[Component data from apps and pages]
========================
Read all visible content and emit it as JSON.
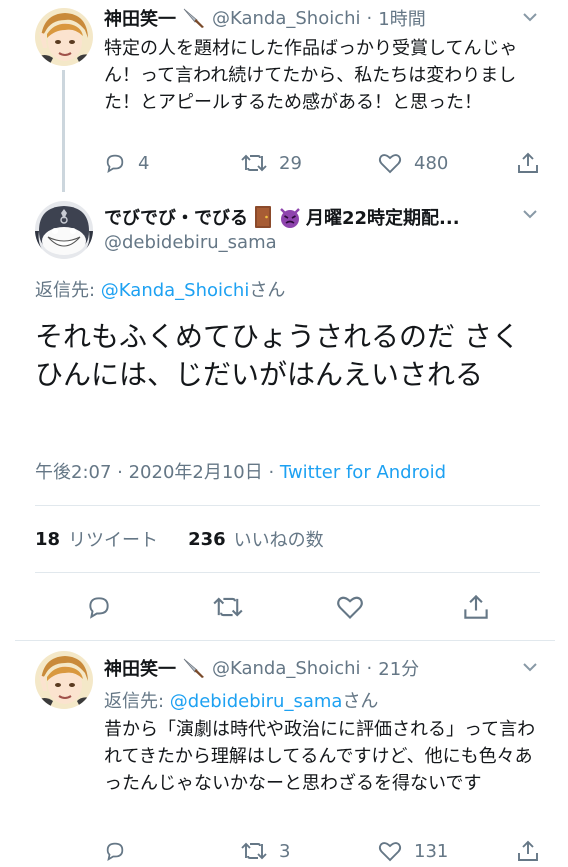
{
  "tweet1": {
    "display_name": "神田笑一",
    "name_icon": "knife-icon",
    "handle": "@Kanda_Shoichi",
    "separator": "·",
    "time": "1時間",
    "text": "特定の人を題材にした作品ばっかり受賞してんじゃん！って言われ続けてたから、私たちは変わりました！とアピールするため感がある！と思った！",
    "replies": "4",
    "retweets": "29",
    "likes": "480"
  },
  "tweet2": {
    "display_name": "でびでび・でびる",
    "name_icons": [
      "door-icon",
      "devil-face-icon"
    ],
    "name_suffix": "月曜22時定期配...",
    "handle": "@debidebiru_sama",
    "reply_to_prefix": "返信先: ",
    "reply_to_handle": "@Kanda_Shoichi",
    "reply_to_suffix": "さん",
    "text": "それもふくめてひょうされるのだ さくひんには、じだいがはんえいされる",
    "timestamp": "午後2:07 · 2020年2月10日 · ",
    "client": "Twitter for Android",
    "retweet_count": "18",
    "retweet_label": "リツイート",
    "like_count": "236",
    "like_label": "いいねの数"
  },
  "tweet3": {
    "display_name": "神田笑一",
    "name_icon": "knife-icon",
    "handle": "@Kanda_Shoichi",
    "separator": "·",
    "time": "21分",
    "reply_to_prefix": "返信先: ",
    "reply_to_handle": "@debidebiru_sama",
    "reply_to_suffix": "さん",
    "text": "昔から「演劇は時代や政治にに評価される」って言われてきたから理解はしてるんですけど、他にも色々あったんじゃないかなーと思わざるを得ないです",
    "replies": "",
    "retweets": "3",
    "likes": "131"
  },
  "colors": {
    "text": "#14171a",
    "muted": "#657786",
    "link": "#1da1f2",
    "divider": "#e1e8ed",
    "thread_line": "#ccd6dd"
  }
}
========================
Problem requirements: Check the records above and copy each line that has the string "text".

Reply:
    "text": "特定の人を題材にした作品ばっかり受賞してんじゃん！って言われ続けてたから、私たちは変わりました！とアピールするため感がある！と思った！",
    "text": "それもふくめてひょうされるのだ さくひんには、じだいがはんえいされる",
    "text": "昔から「演劇は時代や政治にに評価される」って言われてきたから理解はしてるんですけど、他にも色々あったんじゃないかなーと思わざるを得ないです",
    "text": "#14171a",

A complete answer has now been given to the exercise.